- The Washington Times - Sunday, May 8, 2016


When Washington Capitals coach Barry Trotz arrived at Verizon Center Saturday night, he told his coaches, “We’re winning tonight. There’s no question.”

I would question whether or not there was a question of that. I would say there were many questions on the table that would raise doubts the Capitals would not fold like a lawn chair being down 3-1 in this best-of-seven Eastern Conference semifinal series against the Pittsburgh Penguins.

But then, I’m not a Capitals fan.

It seemed as if most of those who showed up at Verizon Center on Saturday night had the same conversations that Trotz had with his coaches. And, like the coach, they were right, as the Capitals played their best game of the playoffs in a 3-1 win over the Penguins, sending this series back for a Game 6 in Pittsburgh on Tuesday night.

…And Game 7, back here at Verizon Center on Thursday night?

SEE ALSO: Penguins remain focused on closing out Capitals in second-round series

“We plan on playing for a while,” said T.J. Oshie, who had the go-ahead power-play goal in the second period, breaking a 1-1 tie.

If they return home for Game 7, this fan base will post — an arena full of people who believe in their team. It’s remarkable, really, given the history of the team sending fans home disappointed and dejected year after year.

Same old Capitals?

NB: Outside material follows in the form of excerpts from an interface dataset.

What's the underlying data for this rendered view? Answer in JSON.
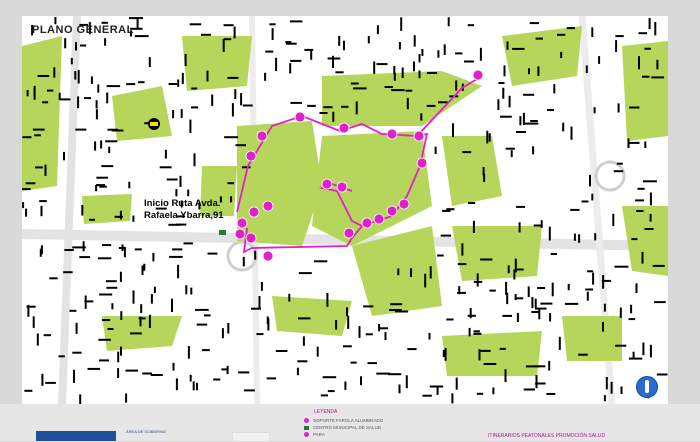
{
  "map": {
    "title": "PLANO GENERAL",
    "route_start_line1": "Inicio Ruta Avda.",
    "route_start_line2": "Rafaela Ybarra,91",
    "colors": {
      "park": "#b5d65a",
      "block": "#000000",
      "route": "#e020c8",
      "marker": "#e020c8",
      "background": "#ffffff"
    },
    "icons": [
      "bus-stop-icon",
      "route-start-marker-icon",
      "compass-icon"
    ],
    "marker_count": 20
  },
  "legend": {
    "title": "LEYENDA",
    "items": [
      {
        "label": "SOPORTE FAROLA ALUMBRADO",
        "color": "#e020c8"
      },
      {
        "label": "CENTRO MUNICIPAL DE SALUD",
        "color": "#1d7a3a"
      },
      {
        "label": "PARA",
        "color": "#e020c8"
      }
    ]
  },
  "footer": {
    "left_text": "ÁREA DE GOBIERNO",
    "right_text": "ITINERARIOS PEATONALES PROMOCIÓN SALUD"
  }
}
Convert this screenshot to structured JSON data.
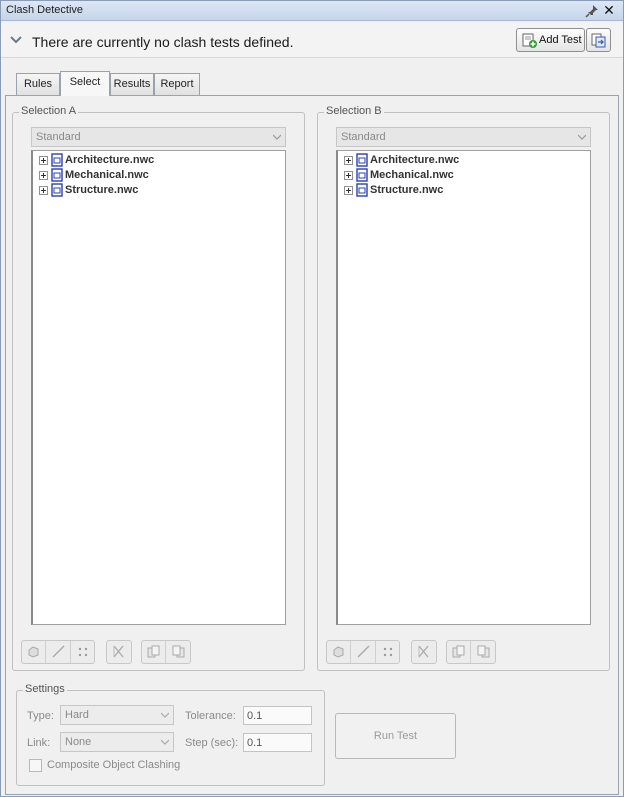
{
  "window": {
    "title": "Clash Detective"
  },
  "header": {
    "message": "There are currently no clash tests defined.",
    "add_test_label": "Add Test"
  },
  "tabs": [
    {
      "label": "Rules"
    },
    {
      "label": "Select"
    },
    {
      "label": "Results"
    },
    {
      "label": "Report"
    }
  ],
  "selection_a": {
    "legend": "Selection A",
    "mode": "Standard",
    "files": [
      "Architecture.nwc",
      "Mechanical.nwc",
      "Structure.nwc"
    ]
  },
  "selection_b": {
    "legend": "Selection B",
    "mode": "Standard",
    "files": [
      "Architecture.nwc",
      "Mechanical.nwc",
      "Structure.nwc"
    ]
  },
  "settings": {
    "legend": "Settings",
    "type_label": "Type:",
    "type_value": "Hard",
    "link_label": "Link:",
    "link_value": "None",
    "tolerance_label": "Tolerance:",
    "tolerance_value": "0.1",
    "step_label": "Step (sec):",
    "step_value": "0.1",
    "composite_label": "Composite Object Clashing",
    "composite_checked": false
  },
  "run_test_label": "Run Test",
  "colors": {
    "titlebar": "#c6d5ea",
    "file_icon": "#2b3fb0",
    "add_icon": "#2f9a2f"
  }
}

You couldn’t prove it from the crowd at Verizon Center on Saturday night.

The crowd, right from the drop of the puck, had a frenzied level of energy that said they believed — even though this team has, for the most part, given no real reason in this series to have that level of confidence.

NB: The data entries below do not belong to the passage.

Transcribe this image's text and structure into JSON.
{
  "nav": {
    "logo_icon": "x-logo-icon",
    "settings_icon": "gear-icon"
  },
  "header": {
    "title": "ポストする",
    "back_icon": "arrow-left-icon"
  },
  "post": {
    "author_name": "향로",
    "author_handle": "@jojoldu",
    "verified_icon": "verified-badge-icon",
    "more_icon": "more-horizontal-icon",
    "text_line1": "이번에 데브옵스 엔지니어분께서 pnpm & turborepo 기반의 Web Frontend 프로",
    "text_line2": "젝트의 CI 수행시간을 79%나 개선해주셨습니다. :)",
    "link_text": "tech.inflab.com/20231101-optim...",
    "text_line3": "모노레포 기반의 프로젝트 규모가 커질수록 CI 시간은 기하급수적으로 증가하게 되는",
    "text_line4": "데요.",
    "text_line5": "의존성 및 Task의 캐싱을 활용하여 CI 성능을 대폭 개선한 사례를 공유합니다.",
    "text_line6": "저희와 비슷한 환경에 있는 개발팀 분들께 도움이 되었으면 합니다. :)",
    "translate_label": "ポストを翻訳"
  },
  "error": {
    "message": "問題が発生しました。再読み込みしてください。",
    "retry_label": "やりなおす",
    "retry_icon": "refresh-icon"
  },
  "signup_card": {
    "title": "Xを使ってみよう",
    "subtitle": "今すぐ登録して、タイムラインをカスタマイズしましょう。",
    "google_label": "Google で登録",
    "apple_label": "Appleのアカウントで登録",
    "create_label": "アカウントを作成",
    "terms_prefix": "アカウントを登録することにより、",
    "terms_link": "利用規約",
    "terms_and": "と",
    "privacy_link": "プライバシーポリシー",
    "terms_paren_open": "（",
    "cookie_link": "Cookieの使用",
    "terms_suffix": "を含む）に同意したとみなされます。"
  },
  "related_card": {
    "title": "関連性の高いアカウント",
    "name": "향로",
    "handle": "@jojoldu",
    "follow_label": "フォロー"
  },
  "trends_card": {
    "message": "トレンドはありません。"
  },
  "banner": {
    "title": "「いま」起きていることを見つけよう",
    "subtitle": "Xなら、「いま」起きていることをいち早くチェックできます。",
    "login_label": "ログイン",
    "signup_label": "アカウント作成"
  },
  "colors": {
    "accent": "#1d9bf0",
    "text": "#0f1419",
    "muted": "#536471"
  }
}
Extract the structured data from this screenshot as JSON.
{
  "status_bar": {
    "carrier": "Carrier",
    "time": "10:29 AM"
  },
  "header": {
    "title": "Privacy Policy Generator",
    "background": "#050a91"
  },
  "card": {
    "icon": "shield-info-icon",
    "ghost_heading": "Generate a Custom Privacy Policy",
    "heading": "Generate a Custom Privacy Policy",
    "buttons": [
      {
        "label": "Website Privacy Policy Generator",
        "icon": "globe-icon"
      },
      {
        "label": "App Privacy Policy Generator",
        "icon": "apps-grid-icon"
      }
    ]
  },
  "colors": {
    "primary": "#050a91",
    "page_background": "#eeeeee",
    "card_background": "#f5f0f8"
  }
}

Even when the Capitals, after taking a 1-0 lead early in the first period on a stunningly impressive Alex Ovechkin power-play goal that barely touched his stick before he sent it like a missile into the net, gave up the tying goal and then wound up being outshot in the period, 12-4.

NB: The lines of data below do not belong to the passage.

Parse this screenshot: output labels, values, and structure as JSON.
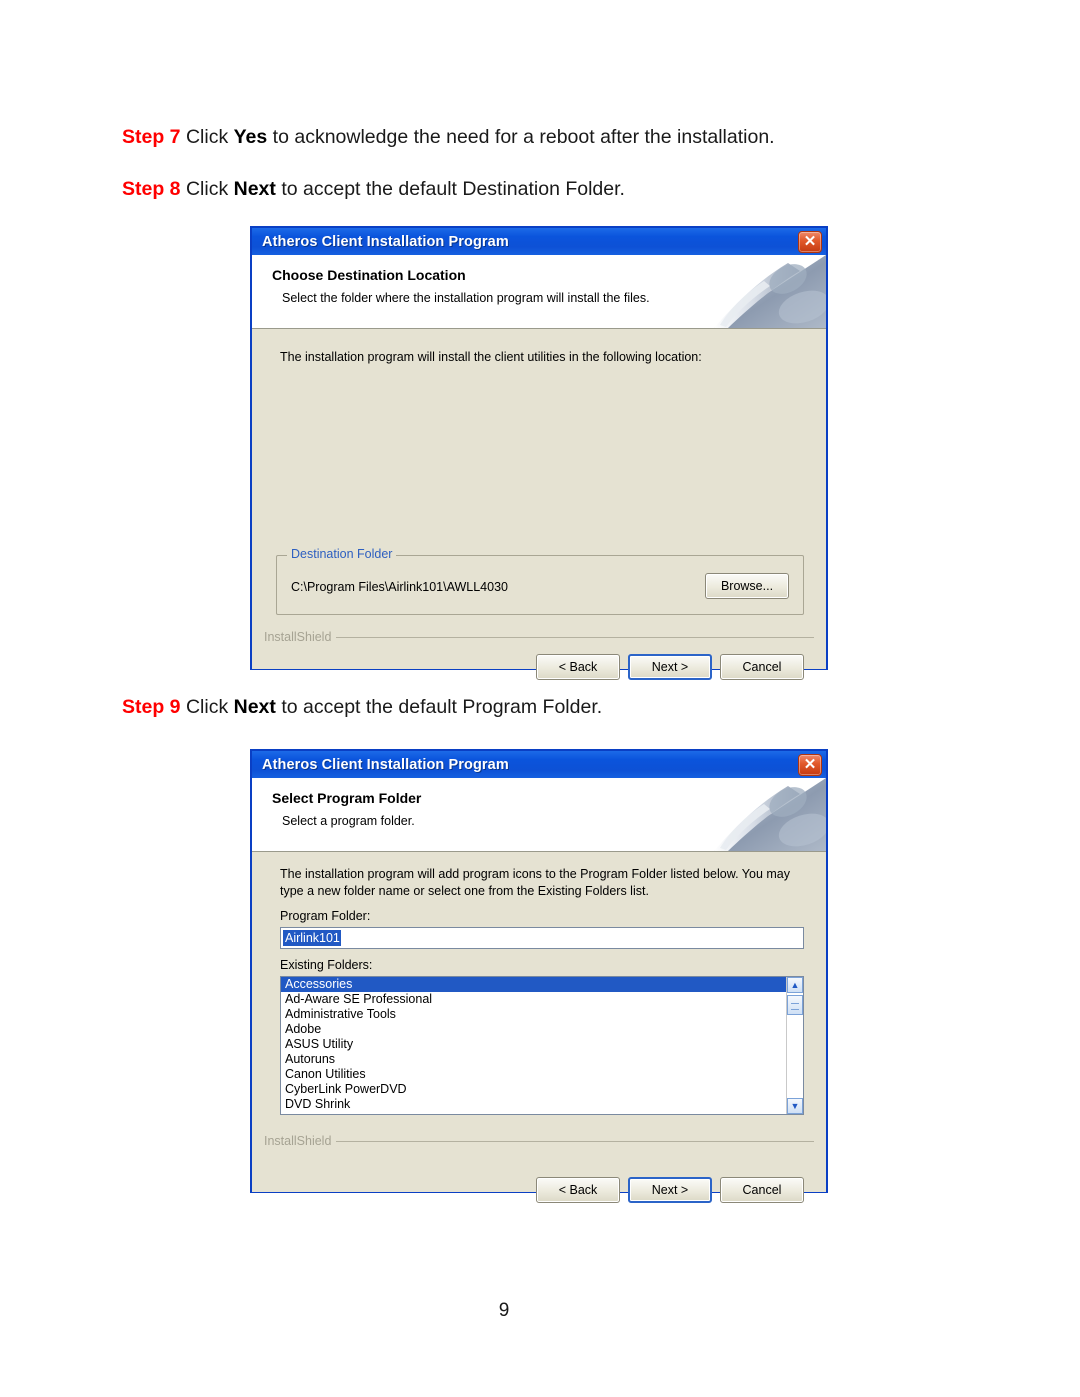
{
  "document": {
    "page_number": "9",
    "steps": [
      {
        "id": "step7",
        "label": "Step 7",
        "text_before": " Click ",
        "emphasis": "Yes",
        "text_after": " to acknowledge the need for a reboot after the installation."
      },
      {
        "id": "step8",
        "label": "Step 8",
        "text_before": " Click ",
        "emphasis": "Next",
        "text_after": " to accept the default Destination Folder."
      },
      {
        "id": "step9",
        "label": "Step 9",
        "text_before": " Click ",
        "emphasis": "Next",
        "text_after": " to accept the default Program Folder."
      }
    ]
  },
  "colors": {
    "step_label": "#ff0000",
    "titlebar_blue": "#0d51d6",
    "dialog_body": "#e5e2d2",
    "selection_blue": "#2159c4",
    "groupbox_legend": "#2d5fc0",
    "close_button_red": "#c43a12"
  },
  "dialog1": {
    "title": "Atheros Client Installation Program",
    "close_label": "✕",
    "header_title": "Choose Destination Location",
    "header_subtitle": "Select the folder where the installation program will install the files.",
    "body_text": "The installation program will install the client utilities in the following location:",
    "groupbox_legend": "Destination Folder",
    "destination_path": "C:\\Program Files\\Airlink101\\AWLL4030",
    "browse_label": "Browse...",
    "installshield_label": "InstallShield",
    "buttons": {
      "back": "< Back",
      "next": "Next >",
      "cancel": "Cancel"
    }
  },
  "dialog2": {
    "title": "Atheros Client Installation Program",
    "close_label": "✕",
    "header_title": "Select Program Folder",
    "header_subtitle": "Select a program folder.",
    "body_text_line1": "The installation program will add program icons to the Program Folder listed below. You may",
    "body_text_line2": "type a new folder name or select one from the Existing Folders list.",
    "program_folder_label": "Program Folder:",
    "program_folder_value": "Airlink101",
    "existing_folders_label": "Existing Folders:",
    "existing_folders": [
      "Accessories",
      "Ad-Aware SE Professional",
      "Administrative Tools",
      "Adobe",
      "ASUS Utility",
      "Autoruns",
      "Canon Utilities",
      "CyberLink PowerDVD",
      "DVD Shrink"
    ],
    "selected_folder_index": 0,
    "scrollbar": {
      "up_arrow": "▲",
      "down_arrow": "▼"
    },
    "installshield_label": "InstallShield",
    "buttons": {
      "back": "< Back",
      "next": "Next >",
      "cancel": "Cancel"
    }
  }
}
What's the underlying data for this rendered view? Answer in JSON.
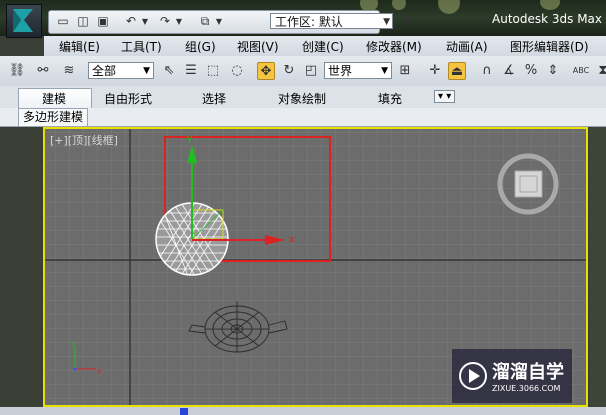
{
  "app": {
    "title": "Autodesk 3ds Max"
  },
  "quick_access": {
    "workspace_label": "工作区: 默认"
  },
  "menu": {
    "items": [
      "编辑(E)",
      "工具(T)",
      "组(G)",
      "视图(V)",
      "创建(C)",
      "修改器(M)",
      "动画(A)",
      "图形编辑器(D)"
    ]
  },
  "toolbar": {
    "selection_filter": "全部",
    "coordinate_system": "世界"
  },
  "ribbon": {
    "tabs": [
      "建模",
      "自由形式",
      "选择",
      "对象绘制",
      "填充"
    ],
    "active_tab": "建模",
    "panel_label": "多边形建模"
  },
  "viewport": {
    "label": "[+][顶][线框]",
    "axis_x_label": "x",
    "axis_y_label": "y"
  },
  "watermark": {
    "text": "溜溜自学",
    "url": "ZIXUE.3066.COM"
  },
  "colors": {
    "viewport_border": "#e8e000",
    "viewport_bg": "#6c6c6c",
    "selection_rect": "#dd2222",
    "gizmo_x": "#dd2222",
    "gizmo_y": "#22aa22"
  }
}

Even when Nicklas Backstrom did his best to take crowd out of it with a foolish interference penalty, and Justin Williams found himself in a familiar place — back in the penalty box.

But the crowd was there, loud and intense, and exploded when Oshie put them back ahead, 2-1.

Then came the Braden Holtby saves, one after the other late in the second period, that lit the building up, as the crowd chanted, “Holtby, Holtby.” The Capitals took over control of the game, with a Williams goal on a Penguins turnover to seal it, and the crowd celebrated.

“They were unbelievable tonight,” Oshie said. “They have been all season. I don’t know what the noise meter said tonight but I think it went up a few notches.”

I don’t know where it comes from, given the baggage that Capitals fans have to carry with them when they come to the arena, but they responded Saturday night — and so did their team.

“The crowd was fantastic,” Trotz said. “I think they believe in this team. I think in the last two years people have believed in what we are trying to do, and it has shown in our fans. They are starting to believe in this group. We get energy from it. Pittsburgh will get energy from their crowd. They were real good. It was a fun game.”

After three consecutive losses to Pittsburgh and talk about a lack of urgency and desperation, it didn’t seem like there were going to be any more fun games this season. Capitals fans who came to Verizon Center on Saturday night seemed to believe otherwise.

They were right.

Copyright © 2018 The Washington Times, LLC. Click here for reprint permission.

The Washington Times Comment Policy

The Washington Times is switching its third-party commenting system from Disqus to Spot.IM. You will need to either create an account with Spot.im or if you wish to use your Disqus account look under the Conversation for the link "Have a Disqus Account?". Please read our Comment Policy before commenting.


Click to Read More and View Comments

Click to Hide